The two-year Master’s in Applied Physics is an internationally oriented programme and is taught entirely in English. The programme starts in September and February. The pre-master's programme starts in September.
We also offer a Bachelor's in (BSc) in Applied Physics.
Applied Physics is all about understanding the fundamental laws of the physical world and finding ways to apply those laws in technical solutions. Applied Physicists use scientific principles to create or improve practical devices and systems and to contribute in many other fields. A great deal of the work done by physicists is not immediately visible. But without recent breakthroughs in physics, the mobile phone and the laptop would have been power-guzzling machines that weigh a ton and lab-on-a-chip technology would still be science fiction.
In this Master’s programme we aim to achieve the ideal balance between 'hardcore' and engineering physics. Research is spread out over five clusters, which together reflect essential real-world needs:
- Physics of Fluids
- Nano Electronic Materials
- Applied Nanophotonics
- Soft Matter
- Energy, Materials & Systems
The themes that are covered within the programme are in perfect alignment with these five research clusters.
Research performed at the physics department of the University of Twente belongs to the top of the world and the UT has many world-class researchers who will also be your lecturers during your master’s. This top-rated programme will expand your knowledge of physics as a whole, while giving you the opportunity to specialise in a field of your choice. You will have the opportunity to tailor your programme to suit your individual interests and personal ambitions.
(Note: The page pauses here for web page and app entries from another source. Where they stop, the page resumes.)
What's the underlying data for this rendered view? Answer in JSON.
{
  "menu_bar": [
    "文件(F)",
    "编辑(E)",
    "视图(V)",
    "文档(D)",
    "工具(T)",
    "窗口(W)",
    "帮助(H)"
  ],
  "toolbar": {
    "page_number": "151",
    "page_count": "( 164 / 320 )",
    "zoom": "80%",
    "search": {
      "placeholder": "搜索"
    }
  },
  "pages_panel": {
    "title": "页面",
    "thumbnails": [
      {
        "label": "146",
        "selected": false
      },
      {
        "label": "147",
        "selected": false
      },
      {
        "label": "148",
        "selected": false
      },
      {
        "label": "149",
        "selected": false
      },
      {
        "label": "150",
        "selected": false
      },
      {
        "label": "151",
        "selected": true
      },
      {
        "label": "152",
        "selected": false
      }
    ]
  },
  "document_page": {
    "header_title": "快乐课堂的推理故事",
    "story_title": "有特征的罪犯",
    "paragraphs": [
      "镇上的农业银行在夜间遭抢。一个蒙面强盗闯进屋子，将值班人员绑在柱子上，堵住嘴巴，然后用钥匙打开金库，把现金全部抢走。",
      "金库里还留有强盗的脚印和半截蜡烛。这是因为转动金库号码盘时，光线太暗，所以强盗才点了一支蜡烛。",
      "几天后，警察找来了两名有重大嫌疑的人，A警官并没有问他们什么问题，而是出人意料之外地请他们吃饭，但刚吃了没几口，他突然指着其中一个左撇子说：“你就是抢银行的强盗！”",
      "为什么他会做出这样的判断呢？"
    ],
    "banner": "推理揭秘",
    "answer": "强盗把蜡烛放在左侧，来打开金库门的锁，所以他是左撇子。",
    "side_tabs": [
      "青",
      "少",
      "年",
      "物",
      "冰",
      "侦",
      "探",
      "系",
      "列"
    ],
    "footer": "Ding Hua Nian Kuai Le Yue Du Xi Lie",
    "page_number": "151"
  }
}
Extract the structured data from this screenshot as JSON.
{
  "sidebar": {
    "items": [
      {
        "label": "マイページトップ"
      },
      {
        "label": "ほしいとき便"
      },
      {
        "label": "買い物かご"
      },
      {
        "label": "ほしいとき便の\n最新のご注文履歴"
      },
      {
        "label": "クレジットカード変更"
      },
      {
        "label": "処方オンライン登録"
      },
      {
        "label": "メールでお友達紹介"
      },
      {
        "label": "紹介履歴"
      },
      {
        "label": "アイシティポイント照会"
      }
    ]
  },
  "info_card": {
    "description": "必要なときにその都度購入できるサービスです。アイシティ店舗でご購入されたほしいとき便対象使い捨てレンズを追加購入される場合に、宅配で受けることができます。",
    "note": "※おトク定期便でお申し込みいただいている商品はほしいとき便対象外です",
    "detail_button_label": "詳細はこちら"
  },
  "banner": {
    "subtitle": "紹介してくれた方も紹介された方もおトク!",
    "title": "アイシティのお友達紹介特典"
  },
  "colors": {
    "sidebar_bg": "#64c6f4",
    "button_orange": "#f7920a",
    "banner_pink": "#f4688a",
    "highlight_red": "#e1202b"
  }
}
You will fulfil the role of junior scientist from early on in your programme, being involved in experimental research, giving presentations and contributing to scientific articles. During your studies you will have the opportunity to work in cutting-edge, high-tech labs like the MESA+ Institute for Nanotechnology, the Technical Medical Centre and the Max Planck Center for Complex Fluid Dynamics.